Our list of groceries that needed restocking after a family trip followed almost immediately by a weekend softball tournament was extensive. But after getting a ride into town with my son and biking to my sister’s house for a 30-20-10 workout, I was relying on my two-wheeler to get back home. That meant zeroing in on the supplies we needed most.
I wondered if anybody thought I was trying to shoplift those items I was jamming into my backpack, but this was just part of the process. When I came up with a combination that fit – changing out a small box of detergent for a pack of laundry soap pods did the trick – I carried my pack up to the counter and dumped everything out.
“I’m on a bike,” I told the puzzled clerk. “If it doesn’t fit in there, I can’t buy it.”
My forays into car-free commuting are pretty limited (and really, almost recreational) compared with the Roegers’ experience. In the evening there’s usually a car available if I really want it, and I could always drop my son off at work and keep the car during the day.
Unlike Mike Roeger, I’ve never rode to work when it’s below zero. Unlike Karen Roeger, I’ve never had to figure out how to get all my family’s groceries for the week by bus or bike. I’ve never had to figure out how to get myself and a pre-teen home from soccer practice after dark on a night when the buses aren’t running. Or figure out what combination of bus routes plus walking will get you from northeast Fort Wayne to the Eagle Marsh nature preserve southwest of the city, where the family continued to volunteer all during their project.
But when I interviewed this family, none of them – not even their 11-year-old son — thought their 2½-year experiment was a harrowing experience. It was a slower lifestyle, for sure, but it was also simpler. And cheaper. With built-in exercise.
Makes you think, doesn’t it?
Heading out for my first run after we got back from a trip that featured too few miles and WAY too much feasting, I felt like I was carrying a passenger: the Blerch from the Oatmeal.
I swear I could feel the earth shake with every step.
Luckily I’d also made sure to activate my inner parent for this run. Her mission: To offer up constant, gentle reminders that no matter how many pounds I might’ve packed on in the last few days (I was afraid to step on the scale), it was still only a week since my last long run and there was no reason I couldn’t jog 7 miles at an easy pace.
Without walking. That seemed important. Even though I’ve sometimes used a run/walk formula that works out favorably for speed purposes, walking on this run, I knew, would destroy my morale.

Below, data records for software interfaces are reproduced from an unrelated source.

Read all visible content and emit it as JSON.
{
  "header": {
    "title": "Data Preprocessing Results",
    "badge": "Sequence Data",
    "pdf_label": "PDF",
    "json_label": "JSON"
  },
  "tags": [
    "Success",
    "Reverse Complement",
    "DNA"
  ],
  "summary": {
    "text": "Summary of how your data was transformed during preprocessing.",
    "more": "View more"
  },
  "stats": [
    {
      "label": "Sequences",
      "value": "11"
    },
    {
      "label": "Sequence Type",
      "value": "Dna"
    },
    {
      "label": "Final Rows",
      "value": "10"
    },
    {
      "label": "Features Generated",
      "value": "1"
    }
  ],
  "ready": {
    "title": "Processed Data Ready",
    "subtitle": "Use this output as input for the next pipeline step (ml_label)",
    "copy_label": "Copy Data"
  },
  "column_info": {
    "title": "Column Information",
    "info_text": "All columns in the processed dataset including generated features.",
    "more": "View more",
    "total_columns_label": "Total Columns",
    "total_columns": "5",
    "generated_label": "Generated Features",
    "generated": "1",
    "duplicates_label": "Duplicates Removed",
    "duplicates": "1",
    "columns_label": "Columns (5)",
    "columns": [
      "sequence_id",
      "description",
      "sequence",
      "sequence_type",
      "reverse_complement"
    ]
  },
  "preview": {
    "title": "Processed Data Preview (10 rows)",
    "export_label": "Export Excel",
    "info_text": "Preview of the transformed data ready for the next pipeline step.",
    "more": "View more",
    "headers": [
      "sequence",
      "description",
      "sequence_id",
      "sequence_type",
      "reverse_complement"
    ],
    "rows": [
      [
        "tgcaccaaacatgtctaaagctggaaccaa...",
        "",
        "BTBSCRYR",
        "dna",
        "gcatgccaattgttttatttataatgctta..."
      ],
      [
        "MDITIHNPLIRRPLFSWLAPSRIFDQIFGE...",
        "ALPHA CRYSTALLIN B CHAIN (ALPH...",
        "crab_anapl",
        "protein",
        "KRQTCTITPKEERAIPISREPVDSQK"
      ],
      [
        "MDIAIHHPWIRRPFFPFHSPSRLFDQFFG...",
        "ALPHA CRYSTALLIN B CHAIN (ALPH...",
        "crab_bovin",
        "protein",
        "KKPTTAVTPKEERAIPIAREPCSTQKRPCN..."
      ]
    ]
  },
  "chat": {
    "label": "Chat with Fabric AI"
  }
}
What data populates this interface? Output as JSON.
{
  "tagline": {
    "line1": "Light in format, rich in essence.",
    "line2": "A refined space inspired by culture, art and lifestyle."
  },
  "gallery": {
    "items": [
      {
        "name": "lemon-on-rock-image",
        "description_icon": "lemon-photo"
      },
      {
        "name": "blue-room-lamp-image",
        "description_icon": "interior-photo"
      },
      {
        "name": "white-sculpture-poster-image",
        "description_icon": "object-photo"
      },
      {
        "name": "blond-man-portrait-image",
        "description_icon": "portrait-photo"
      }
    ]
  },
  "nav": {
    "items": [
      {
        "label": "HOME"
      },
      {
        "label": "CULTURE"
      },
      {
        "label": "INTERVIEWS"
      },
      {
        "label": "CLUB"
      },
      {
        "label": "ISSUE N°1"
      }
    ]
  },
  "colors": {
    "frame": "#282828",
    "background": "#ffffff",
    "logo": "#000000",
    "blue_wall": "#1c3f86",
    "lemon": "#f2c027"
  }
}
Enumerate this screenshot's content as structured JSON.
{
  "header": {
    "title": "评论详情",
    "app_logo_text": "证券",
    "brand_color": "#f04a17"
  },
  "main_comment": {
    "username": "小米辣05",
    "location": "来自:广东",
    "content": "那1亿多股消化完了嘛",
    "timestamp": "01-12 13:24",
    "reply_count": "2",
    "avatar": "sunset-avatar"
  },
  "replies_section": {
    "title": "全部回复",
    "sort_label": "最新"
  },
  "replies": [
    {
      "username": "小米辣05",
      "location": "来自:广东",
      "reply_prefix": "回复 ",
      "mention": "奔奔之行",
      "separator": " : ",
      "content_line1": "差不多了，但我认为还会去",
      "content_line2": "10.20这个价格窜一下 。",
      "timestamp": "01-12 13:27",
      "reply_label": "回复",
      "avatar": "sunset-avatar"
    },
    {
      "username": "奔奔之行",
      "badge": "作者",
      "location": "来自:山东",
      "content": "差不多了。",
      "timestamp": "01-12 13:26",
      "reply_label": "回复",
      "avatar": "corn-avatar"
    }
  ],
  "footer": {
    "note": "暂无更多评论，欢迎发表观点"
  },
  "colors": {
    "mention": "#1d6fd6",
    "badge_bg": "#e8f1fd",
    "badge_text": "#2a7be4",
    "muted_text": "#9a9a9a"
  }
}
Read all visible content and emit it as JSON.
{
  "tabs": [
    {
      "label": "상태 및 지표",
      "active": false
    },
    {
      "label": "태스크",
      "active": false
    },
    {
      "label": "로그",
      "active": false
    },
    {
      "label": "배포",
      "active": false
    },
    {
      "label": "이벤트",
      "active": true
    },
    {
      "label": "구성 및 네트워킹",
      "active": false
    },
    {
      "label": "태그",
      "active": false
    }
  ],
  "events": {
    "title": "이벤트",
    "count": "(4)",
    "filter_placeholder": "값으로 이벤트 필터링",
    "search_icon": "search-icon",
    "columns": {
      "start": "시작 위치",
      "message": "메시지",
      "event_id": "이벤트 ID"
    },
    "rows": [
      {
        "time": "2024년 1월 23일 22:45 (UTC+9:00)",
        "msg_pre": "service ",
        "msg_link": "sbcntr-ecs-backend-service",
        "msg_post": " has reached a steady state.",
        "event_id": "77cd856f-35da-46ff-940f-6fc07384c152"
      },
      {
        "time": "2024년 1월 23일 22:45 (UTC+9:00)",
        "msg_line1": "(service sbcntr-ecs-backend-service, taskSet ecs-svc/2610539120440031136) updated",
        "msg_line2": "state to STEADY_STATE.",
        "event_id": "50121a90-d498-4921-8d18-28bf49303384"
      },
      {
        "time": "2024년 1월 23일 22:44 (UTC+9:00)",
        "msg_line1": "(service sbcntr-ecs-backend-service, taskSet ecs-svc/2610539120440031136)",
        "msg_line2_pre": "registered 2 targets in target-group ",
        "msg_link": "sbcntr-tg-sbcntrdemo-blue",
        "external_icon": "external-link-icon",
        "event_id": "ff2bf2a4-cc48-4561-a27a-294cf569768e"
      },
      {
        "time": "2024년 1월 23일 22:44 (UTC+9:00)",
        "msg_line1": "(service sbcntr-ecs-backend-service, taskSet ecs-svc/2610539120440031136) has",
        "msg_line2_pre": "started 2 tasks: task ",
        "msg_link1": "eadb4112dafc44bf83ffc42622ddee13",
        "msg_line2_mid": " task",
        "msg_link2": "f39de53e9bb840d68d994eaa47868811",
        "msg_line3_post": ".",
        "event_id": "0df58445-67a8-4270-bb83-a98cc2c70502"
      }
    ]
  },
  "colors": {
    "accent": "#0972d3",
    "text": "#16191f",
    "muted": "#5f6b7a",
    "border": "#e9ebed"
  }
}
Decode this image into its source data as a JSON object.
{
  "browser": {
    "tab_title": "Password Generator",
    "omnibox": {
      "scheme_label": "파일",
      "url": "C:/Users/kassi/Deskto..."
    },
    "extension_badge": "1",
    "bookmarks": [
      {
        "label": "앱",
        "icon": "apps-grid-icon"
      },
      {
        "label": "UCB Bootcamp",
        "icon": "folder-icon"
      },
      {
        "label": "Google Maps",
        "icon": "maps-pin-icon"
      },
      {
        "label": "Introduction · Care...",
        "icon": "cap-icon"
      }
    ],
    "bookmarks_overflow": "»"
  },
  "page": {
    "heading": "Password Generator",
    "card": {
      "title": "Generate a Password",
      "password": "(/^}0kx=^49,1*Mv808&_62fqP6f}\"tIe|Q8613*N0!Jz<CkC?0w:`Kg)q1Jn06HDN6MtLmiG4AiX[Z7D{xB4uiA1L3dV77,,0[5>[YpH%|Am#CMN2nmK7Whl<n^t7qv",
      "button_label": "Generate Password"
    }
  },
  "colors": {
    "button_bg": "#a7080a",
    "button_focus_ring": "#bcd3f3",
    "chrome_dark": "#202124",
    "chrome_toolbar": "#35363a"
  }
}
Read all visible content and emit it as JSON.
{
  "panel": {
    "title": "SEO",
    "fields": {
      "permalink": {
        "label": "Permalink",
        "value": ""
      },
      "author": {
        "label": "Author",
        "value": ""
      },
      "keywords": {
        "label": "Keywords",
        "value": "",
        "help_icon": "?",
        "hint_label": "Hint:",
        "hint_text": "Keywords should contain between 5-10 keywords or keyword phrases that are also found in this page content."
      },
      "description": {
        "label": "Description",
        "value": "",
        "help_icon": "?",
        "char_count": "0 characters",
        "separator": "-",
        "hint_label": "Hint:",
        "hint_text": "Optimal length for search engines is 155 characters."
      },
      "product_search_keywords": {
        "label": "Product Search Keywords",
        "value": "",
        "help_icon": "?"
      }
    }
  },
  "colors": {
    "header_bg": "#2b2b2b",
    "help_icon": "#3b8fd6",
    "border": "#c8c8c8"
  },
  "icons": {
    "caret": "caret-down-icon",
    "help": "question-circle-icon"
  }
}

It was early and still relatively cool. After a while I started to feel more comfortable, and I discovered that if I sped up, even for a short burst, I could leave the Blerch behind.
There was some yowling involved. “If you go too fast,” the blubbery blob shrieked as I moved off down the road, “you won’t be able to make it the whole way!”
“That’s a load of crap!” whispered another voice in my head. “If you run faster when you feel good, then you’ll make more headway. And when you start to struggle, then you just slow down to recover for a little bit.”
I wasn’t sure where this voice was coming from, but I liked its fierce determination. My Inner Kenyan? I read somewhere once that in Kenya, runners go fast when they feel good and slow up when they don’t. (Seems ridiculous to suggest that an entire nation of runners would all employ the same style, but this image was working for me just then, so I went with it.)
And it seemed to work. I spent less time agonizing about how far I had to go and how long it was going to take me, and more time in a (perhaps misguided) zone of positivity.
It wasn’t a great run, nor a fast one, but I’m awfully glad to have left the Blerch in the dust.